DIRECTOR   Tegid Roijackers


A horse can in general draw no more up a steep hill than three men can carry; that is, from 450 to 750 pounds ; but a strong horse can draw 2000 pounds up a steep hill, which is but short. The worst way of applying the force of a horse, is to make him carry or draw up hill; for if the hill be steep, three men will do more than a horse, each man clunbing up faster with a burden of 100 pounds weight, than a horse that is loaded with 300 pounds : a difference which is owing to the position of the parts of the human body being better adapted to climb than those of a horse. On the other hand, the best way of applying the force of a horse, is an horizontal direction, wherein a man can exert least force ; thus a man, weighing 140 pounds, and drawing a boat along, by means of a rope coming over his shoulders, cannot draw above 27 pounds, or exert above one-seventh part of the force of a horse employed to the same purpose. The very best and most effectual posture in a man is that of rowing; wherein he not only acts with more muscles at once for overcoming the resistance than in any other position. but as he pulls backwards, the weight of his body assists by way of lever.—Desaguliers. The diameter of a walk for a horse-mill ought to be at least 25 or 30 feet.—Desaguliers. Some horses have carried 660 or 700 pounds, seven or eight miles, without resting, as their ordinary work; and a horse at Stourbridge carried eleven hundred weight of iron, or 1232 pounds, for eight miles.—Desaguliers, Experimental Philosophy, vol. i. Work of mules. Force C0"1'- D»y*« ' tiuance. work. Ca/anel says, that a mule works in the West Indies two hours out of about 18, witb a force of about 150 pounds, walliing three feet in a second.—Dr. Young's Philiaophy 4,5 2* 40' 1,2 These examples exhibit the great advantages which may be gained by directing the exertion of animals in a proper course, their effects being plainly reducible to the operations of mechanical powers.
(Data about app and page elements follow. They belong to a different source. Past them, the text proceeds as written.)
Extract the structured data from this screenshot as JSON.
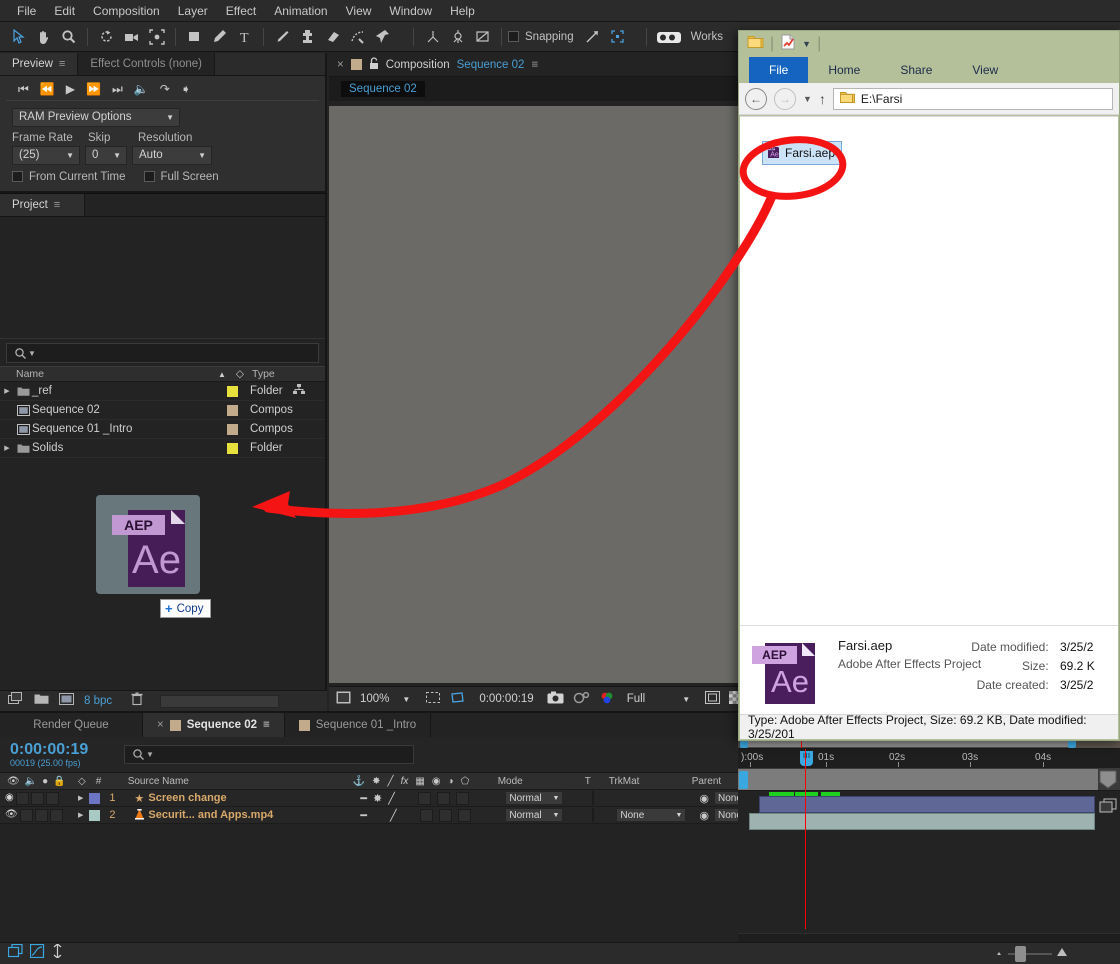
{
  "app": {
    "menu": [
      "File",
      "Edit",
      "Composition",
      "Layer",
      "Effect",
      "Animation",
      "View",
      "Window",
      "Help"
    ],
    "toolbar": {
      "snapping_label": "Snapping",
      "workspace_label": "Works",
      "tools": [
        "selection-tool",
        "hand-tool",
        "zoom-tool",
        "rotation-tool",
        "camera-tool",
        "pan-behind-tool",
        "shape-tool",
        "pen-tool",
        "type-tool",
        "brush-tool",
        "clone-stamp-tool",
        "eraser-tool",
        "roto-brush-tool",
        "puppet-pin-tool"
      ]
    }
  },
  "preview": {
    "tabs": [
      {
        "label": "Preview",
        "selected": true
      },
      {
        "label": "Effect Controls (none)",
        "selected": false
      }
    ],
    "ram_preview_options": "RAM Preview Options",
    "frame_rate_label": "Frame Rate",
    "frame_rate_value": "(25)",
    "skip_label": "Skip",
    "skip_value": "0",
    "resolution_label": "Resolution",
    "resolution_value": "Auto",
    "from_current_time": "From Current Time",
    "full_screen": "Full Screen"
  },
  "project": {
    "tab_label": "Project",
    "columns": [
      "Name",
      "Type"
    ],
    "items": [
      {
        "name": "_ref",
        "type": "Folder",
        "icon": "folder-icon",
        "expandable": true,
        "color": "#e8e03c"
      },
      {
        "name": "Sequence 02",
        "type": "Compos",
        "icon": "composition-icon",
        "expandable": false,
        "color": "#c2ab8a"
      },
      {
        "name": "Sequence 01 _Intro",
        "type": "Compos",
        "icon": "composition-icon",
        "expandable": false,
        "color": "#c2ab8a"
      },
      {
        "name": "Solids",
        "type": "Folder",
        "icon": "folder-icon",
        "expandable": true,
        "color": "#e8e03c"
      }
    ],
    "bit_depth": "8 bpc"
  },
  "composition": {
    "close_label": "x",
    "panel_label": "Composition",
    "comp_name": "Sequence 02",
    "breadcrumb_chip": "Sequence 02",
    "zoom": "100%",
    "time": "0:00:00:19",
    "quality": "Full"
  },
  "timeline": {
    "tabs": [
      {
        "label": "Render Queue",
        "selected": false,
        "has_swatch": false
      },
      {
        "label": "Sequence 02",
        "selected": true,
        "has_swatch": true
      },
      {
        "label": "Sequence 01 _Intro",
        "selected": false,
        "has_swatch": true
      }
    ],
    "timecode": "0:00:00:19",
    "frames": "00019 (25.00 fps)",
    "columns": [
      "#",
      "Source Name",
      "Mode",
      "T",
      "TrkMat",
      "Parent"
    ],
    "layers": [
      {
        "index": "1",
        "name": "Screen change",
        "icon": "star-icon",
        "mode": "Normal",
        "trkmat": "",
        "parent": "None",
        "color": "#6b75c4"
      },
      {
        "index": "2",
        "name": "Securit... and Apps.mp4",
        "icon": "vlc-icon",
        "mode": "Normal",
        "trkmat": "None",
        "parent": "None",
        "color": "#a8c9c4"
      }
    ],
    "ruler_ticks": [
      "):00s",
      "01s",
      "02s",
      "03s",
      "04s"
    ]
  },
  "explorer": {
    "ribbon_tabs": [
      "File",
      "Home",
      "Share",
      "View"
    ],
    "address": "E:\\Farsi",
    "file": {
      "name": "Farsi.aep",
      "badge_text": "AEP",
      "body_text": "Ae"
    },
    "details": {
      "name": "Farsi.aep",
      "type": "Adobe After Effects Project",
      "meta": [
        {
          "key": "Date modified:",
          "value": "3/25/2"
        },
        {
          "key": "Size:",
          "value": "69.2 K"
        },
        {
          "key": "Date created:",
          "value": "3/25/2"
        }
      ]
    },
    "status": "Type: Adobe After Effects Project, Size: 69.2 KB, Date modified: 3/25/201"
  },
  "drag": {
    "badge_label": "Copy",
    "badge_icon": "plus-icon",
    "ghost_badge": "AEP",
    "ghost_body": "Ae"
  },
  "annotation": {
    "color": "#f51414",
    "ellipse": "highlight-ellipse",
    "arrow": "pointer-arrow"
  }
}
To describe the various modes of applying animal strength, as a first mover of mechanical engines, would greatly exceed our limits; we shall therefore merely state, that the most common machine for receiving the force of animals is the horse-walk, which affords the means of applying the action of that animal to create rotative motion. The noree-walk is formed of an horizontal lever or arm, attached to an upright spindle. The lever should not be less than twelve feet, as the labour of the animal is greatly i n creased by a small curve, which causes an unequal resistance upon his two shoulders. The machine should be so regulated that the horse may not be required to deviate from his usual pace of two miles and a half, with a burthen, an hour. The gives, in which the horse works, should not be immovably fixed to the arms, but hung by a swivel joint, so that he may place himself in the most comfortable position. The work should be supplied to the machinery as regularly as possible.